- What is required:
In the data below, find each line carrying the string "title" and copy it out.

◇ ◇ ◇ ◇

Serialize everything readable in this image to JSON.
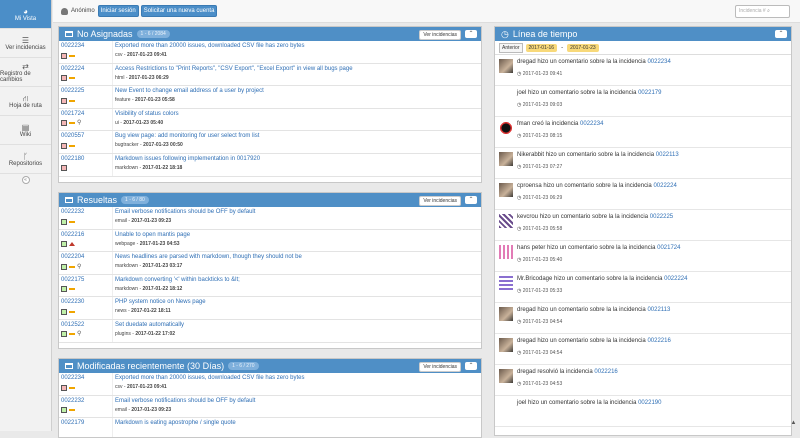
{
  "sidebar": {
    "items": [
      {
        "label": "Mi Vista",
        "icon": "dashboard-icon"
      },
      {
        "label": "Ver incidencias",
        "icon": "list-icon"
      },
      {
        "label": "Registro de cambios",
        "icon": "retweet-icon"
      },
      {
        "label": "Hoja de ruta",
        "icon": "road-icon"
      },
      {
        "label": "Wiki",
        "icon": "book-icon"
      },
      {
        "label": "Repositorios",
        "icon": "branch-icon"
      }
    ]
  },
  "topbar": {
    "user": "Anónimo",
    "login": "Iniciar sesión",
    "signup": "Solicitar una nueva cuenta",
    "search_placeholder": "Incidencia #"
  },
  "panels": {
    "unassigned": {
      "title": "No Asignadas",
      "badge": "1 - 6 / 2084",
      "view_button": "Ver incidencias",
      "rows": [
        {
          "id": "0022234",
          "summary": "Exported more than 20000 issues, downloaded CSV file has zero bytes",
          "category": "csv",
          "date": "2017-01-23 09:41",
          "status": "red",
          "priority": "normal",
          "attachment": false
        },
        {
          "id": "0022224",
          "summary": "Access Restrictions to \"Print Reports\", \"CSV Export\", \"Excel Export\" in view all bugs page",
          "category": "html",
          "date": "2017-01-23 06:29",
          "status": "red",
          "priority": "normal",
          "attachment": false
        },
        {
          "id": "0022225",
          "summary": "New Event to change email address of a user by project",
          "category": "feature",
          "date": "2017-01-23 05:58",
          "status": "red",
          "priority": "normal",
          "attachment": false
        },
        {
          "id": "0021724",
          "summary": "Visibility of status colors",
          "category": "ui",
          "date": "2017-01-23 05:40",
          "status": "red",
          "priority": "normal",
          "attachment": true
        },
        {
          "id": "0020557",
          "summary": "Bug view page: add monitoring for user select from list",
          "category": "bugtracker",
          "date": "2017-01-23 00:50",
          "status": "red",
          "priority": "normal",
          "attachment": false
        },
        {
          "id": "0022180",
          "summary": "Markdown issues following implementation in 0017920",
          "category": "markdown",
          "date": "2017-01-22 18:18",
          "status": "red",
          "priority": "none",
          "attachment": false
        }
      ]
    },
    "resolved": {
      "title": "Resueltas",
      "badge": "1 - 6 / 80",
      "view_button": "Ver incidencias",
      "rows": [
        {
          "id": "0022232",
          "summary": "Email verbose notifications should be OFF by default",
          "category": "email",
          "date": "2017-01-23 09:23",
          "status": "green",
          "priority": "normal",
          "attachment": false
        },
        {
          "id": "0022216",
          "summary": "Unable to open mantis page",
          "category": "webpage",
          "date": "2017-01-23 04:53",
          "status": "green",
          "priority": "high",
          "attachment": false
        },
        {
          "id": "0022204",
          "summary": "News headlines are parsed with markdown, though they should not be",
          "category": "markdown",
          "date": "2017-01-23 03:17",
          "status": "green",
          "priority": "normal",
          "attachment": true
        },
        {
          "id": "0022175",
          "summary": "Markdown converting '<' within backticks to &lt;",
          "category": "markdown",
          "date": "2017-01-22 18:12",
          "status": "green",
          "priority": "normal",
          "attachment": false
        },
        {
          "id": "0022230",
          "summary": "PHP system notice on News page",
          "category": "news",
          "date": "2017-01-22 18:11",
          "status": "green",
          "priority": "normal",
          "attachment": false
        },
        {
          "id": "0012522",
          "summary": "Set duedate automatically",
          "category": "plugins",
          "date": "2017-01-22 17:02",
          "status": "green",
          "priority": "normal",
          "attachment": true
        }
      ]
    },
    "recent": {
      "title": "Modificadas recientemente (30 Días)",
      "badge": "1 - 6 / 270",
      "view_button": "Ver incidencias",
      "rows": [
        {
          "id": "0022234",
          "summary": "Exported more than 20000 issues, downloaded CSV file has zero bytes",
          "category": "csv",
          "date": "2017-01-23 09:41",
          "status": "red",
          "priority": "normal",
          "attachment": false
        },
        {
          "id": "0022232",
          "summary": "Email verbose notifications should be OFF by default",
          "category": "email",
          "date": "2017-01-23 09:23",
          "status": "green",
          "priority": "normal",
          "attachment": false
        },
        {
          "id": "0022179",
          "summary": "Markdown is eating apostrophe / single quote",
          "category": "",
          "date": "",
          "status": "",
          "priority": "",
          "attachment": false
        }
      ]
    }
  },
  "timeline": {
    "title": "Línea de tiempo",
    "prev": "Anterior",
    "date_from": "2017-01-16",
    "date_to": "2017-01-23",
    "entries": [
      {
        "user": "dregad",
        "action": "hizo un comentario sobre la la incidencia",
        "issue": "0022234",
        "date": "2017-01-23 09:41",
        "avatar": "photo"
      },
      {
        "user": "joel",
        "action": "hizo un comentario sobre la la incidencia",
        "issue": "0022179",
        "date": "2017-01-23 09:03",
        "avatar": "none"
      },
      {
        "user": "fman",
        "action": "creó la incidencia",
        "issue": "0022234",
        "date": "2017-01-23 08:15",
        "avatar": "ninja"
      },
      {
        "user": "Nikerabbit",
        "action": "hizo un comentario sobre la la incidencia",
        "issue": "0022113",
        "date": "2017-01-23 07:27",
        "avatar": "photo"
      },
      {
        "user": "cproensa",
        "action": "hizo un comentario sobre la la incidencia",
        "issue": "0022224",
        "date": "2017-01-23 06:29",
        "avatar": "photo"
      },
      {
        "user": "kevcrou",
        "action": "hizo un comentario sobre la la incidencia",
        "issue": "0022225",
        "date": "2017-01-23 05:58",
        "avatar": "pattern"
      },
      {
        "user": "hans peter",
        "action": "hizo un comentario sobre la la incidencia",
        "issue": "0021724",
        "date": "2017-01-23 05:40",
        "avatar": "pink"
      },
      {
        "user": "Mr.Bricodage",
        "action": "hizo un comentario sobre la la incidencia",
        "issue": "0022224",
        "date": "2017-01-23 05:33",
        "avatar": "purple"
      },
      {
        "user": "dregad",
        "action": "hizo un comentario sobre la la incidencia",
        "issue": "0022113",
        "date": "2017-01-23 04:54",
        "avatar": "photo"
      },
      {
        "user": "dregad",
        "action": "hizo un comentario sobre la la incidencia",
        "issue": "0022216",
        "date": "2017-01-23 04:54",
        "avatar": "photo"
      },
      {
        "user": "dregad",
        "action": "resolvió la incidencia",
        "issue": "0022216",
        "date": "2017-01-23 04:53",
        "avatar": "photo"
      },
      {
        "user": "joel",
        "action": "hizo un comentario sobre la la incidencia",
        "issue": "0022190",
        "date": "",
        "avatar": "none"
      }
    ]
  },
  "colors": {
    "accent": "#4f8fc6",
    "status_new": "#f4b7b7",
    "status_resolved": "#bff0a8",
    "priority": "#f0a500"
  }
}
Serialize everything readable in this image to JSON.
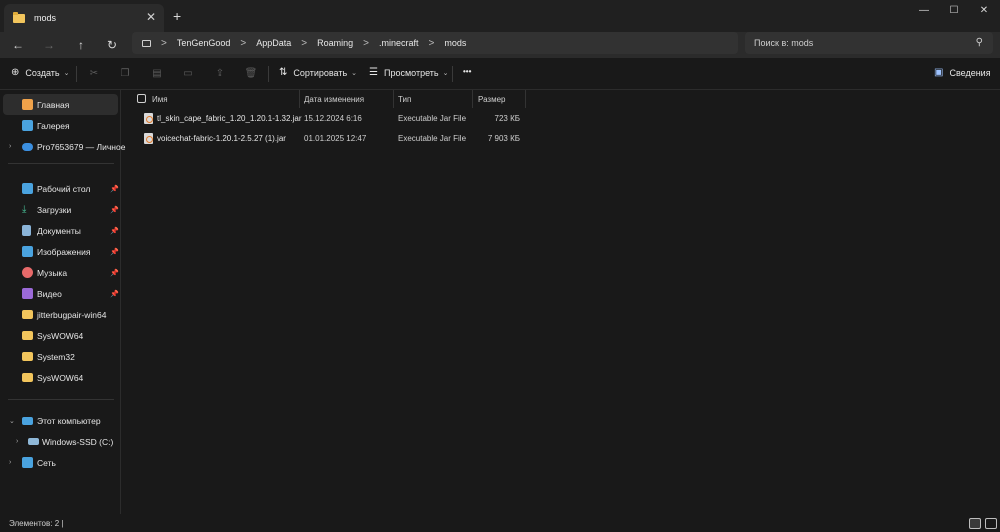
{
  "tab": {
    "title": "mods",
    "close": "✕",
    "new_tab": "+"
  },
  "window": {
    "minimize": "—",
    "maximize": "☐",
    "close": "✕"
  },
  "nav": {
    "back": "←",
    "forward": "→",
    "up": "↑",
    "refresh": "↻"
  },
  "address": {
    "segments": [
      "TenGenGood",
      "AppData",
      "Roaming",
      ".minecraft",
      "mods"
    ],
    "separator": ">"
  },
  "search": {
    "placeholder": "Поиск в: mods",
    "icon": "search-icon"
  },
  "toolbar": {
    "create": "Создать",
    "sort": "Сортировать",
    "view": "Просмотреть",
    "more": "•••",
    "details": "Сведения"
  },
  "sidebar": {
    "items": [
      {
        "label": "Главная",
        "icon": "home-icon",
        "color": "#f0a24a"
      },
      {
        "label": "Галерея",
        "icon": "gallery-icon",
        "color": "#4aa3df"
      },
      {
        "label": "Pro7653679 — Личное",
        "icon": "cloud-icon",
        "color": "#3b8fe0"
      },
      {
        "label": "Рабочий стол",
        "icon": "desktop-icon",
        "color": "#4aa3df"
      },
      {
        "label": "Загрузки",
        "icon": "download-icon",
        "color": "#4ac59b"
      },
      {
        "label": "Документы",
        "icon": "documents-icon",
        "color": "#8ab4d8"
      },
      {
        "label": "Изображения",
        "icon": "pictures-icon",
        "color": "#4aa3df"
      },
      {
        "label": "Музыка",
        "icon": "music-icon",
        "color": "#e86a6a"
      },
      {
        "label": "Видео",
        "icon": "video-icon",
        "color": "#9b6ad8"
      },
      {
        "label": "jitterbugpair-win64",
        "icon": "folder-icon",
        "color": "#f2c55c"
      },
      {
        "label": "SysWOW64",
        "icon": "folder-icon",
        "color": "#f2c55c"
      },
      {
        "label": "System32",
        "icon": "folder-icon",
        "color": "#f2c55c"
      },
      {
        "label": "SysWOW64",
        "icon": "folder-icon",
        "color": "#f2c55c"
      },
      {
        "label": "Этот компьютер",
        "icon": "computer-icon",
        "color": "#4aa3df"
      },
      {
        "label": "Windows-SSD (C:)",
        "icon": "drive-icon",
        "color": "#8fb8d8"
      },
      {
        "label": "Сеть",
        "icon": "network-icon",
        "color": "#4aa3df"
      }
    ]
  },
  "columns": {
    "name": "Имя",
    "date": "Дата изменения",
    "type": "Тип",
    "size": "Размер"
  },
  "files": [
    {
      "name": "tl_skin_cape_fabric_1.20_1.20.1-1.32.jar",
      "date": "15.12.2024 6:16",
      "type": "Executable Jar File",
      "size": "723 КБ"
    },
    {
      "name": "voicechat-fabric-1.20.1-2.5.27 (1).jar",
      "date": "01.01.2025 12:47",
      "type": "Executable Jar File",
      "size": "7 903 КБ"
    }
  ],
  "status": {
    "count": "Элементов: 2 |"
  }
}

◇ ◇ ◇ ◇

- Response to this exercise:
      "title": "No Asignadas",
      "title": "Resueltas",
      "title": "Modificadas recientemente (30 Días)",
    "title": "Línea de tiempo",
    "title": "mods",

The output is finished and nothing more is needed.